Finding Hope Under the Dock
By Nancy H. Pitts
Did you know that some marine invertebrates, aka sea creatures, can be valuable sources for chemicals that can lead to the development of drugs, nutritional supplements and other uses that help extend a healthy life? Meet Bugula neritina, a pretty, feathery, brown seaweed-like little bryozoan that gives us the Bryostatin 1 molecule.
Bryozoa are not seaweed. They’re tiny filter-feeding critters, each about a millimeter long. They clump together in a branch-like way until the colony is about 15 centimeters in size. To the dismay of mariners, they’re busy worldwide, encrusting the surfaces of docks and boats.
14 Tons? To Make How Much?
This curious little sea creature may also hold a key to curing disease in its feathery appendages. Bryostatin 1 contains an enzyme that helps regulate cell growth and control immune response; both of these responses get out of control in Alzheimer’s disease, cancer and other neurodegenerative illnesses. However, 14 tons of Bugula neritina are required to create 18 grams of Bryostatin 1, meaning 706,000 grams of B. neritina yield one gram of usable material.

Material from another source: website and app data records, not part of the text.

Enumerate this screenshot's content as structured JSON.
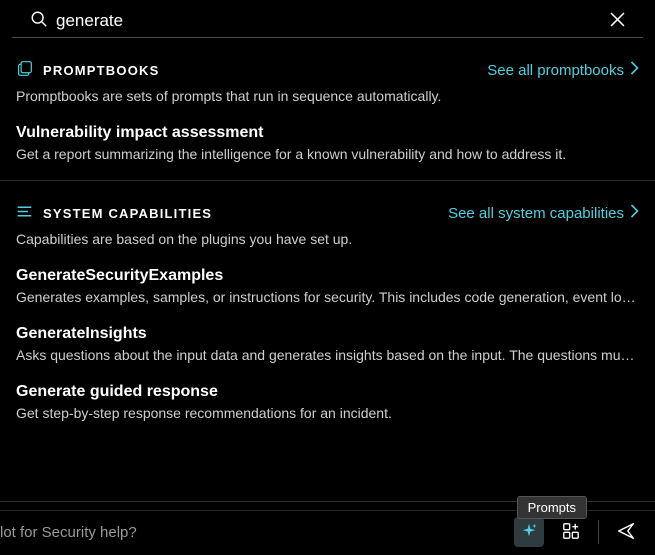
{
  "search": {
    "value": "generate"
  },
  "promptbooks": {
    "title": "PROMPTBOOKS",
    "see_all": "See all promptbooks",
    "description": "Promptbooks are sets of prompts that run in sequence automatically.",
    "items": [
      {
        "title": "Vulnerability impact assessment",
        "description": "Get a report summarizing the intelligence for a known vulnerability and how to address it."
      }
    ]
  },
  "system_capabilities": {
    "title": "SYSTEM CAPABILITIES",
    "see_all": "See all system capabilities",
    "description": "Capabilities are based on the plugins you have set up.",
    "items": [
      {
        "title": "GenerateSecurityExamples",
        "description": "Generates examples, samples, or instructions for security. This includes code generation, event logs, or r…"
      },
      {
        "title": "GenerateInsights",
        "description": "Asks questions about the input data and generates insights based on the input. The questions must be …"
      },
      {
        "title": "Generate guided response",
        "description": "Get step-by-step response recommendations for an incident."
      }
    ]
  },
  "bottom": {
    "placeholder": "lot for Security help?",
    "tooltip": "Prompts"
  },
  "colors": {
    "accent": "#4dd0e1",
    "background": "#000000"
  }
}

Since 2011, instead of that giant harvest from the sea, laboratory chemists have been using chemical reactions to synthesize the big, floppy Bryostatin 1 molecule in two parts, which are then linked together. In the process, there is a lot of atom shuffling until voilà: Bryostatin 1.
The original process required more than 70 steps and a little material was lost during each of the steps. Now there is a new recipe that cuts the number of steps down to 29, and it’s a far more efficient way to produce a molecule identical to Bryostatin 1. So far they have created 2 grams of Bryostatin 1 without using 1.5 tons of Bugula neritina to do so. Not only is that very efficient, it’s very impressive that a key research ingredient can be created in the lab.
The effectiveness of Bryostatin 1 is under active analysis. In May 2017, a small research study showed that the enzyme is effective for reconnection of neurons in the brains of Alzheimer’s patients who are severely disabled. Other studies have been less successful. Nevertheless, scientists are hoping the little bryozoan will help them achieve their long-term goals in this area of research.
- What is a creature, and is an invertebrate a creature?
- What other invertebrates are used in medicine?
- What do bryozoa eat?
- What are neuron synapses?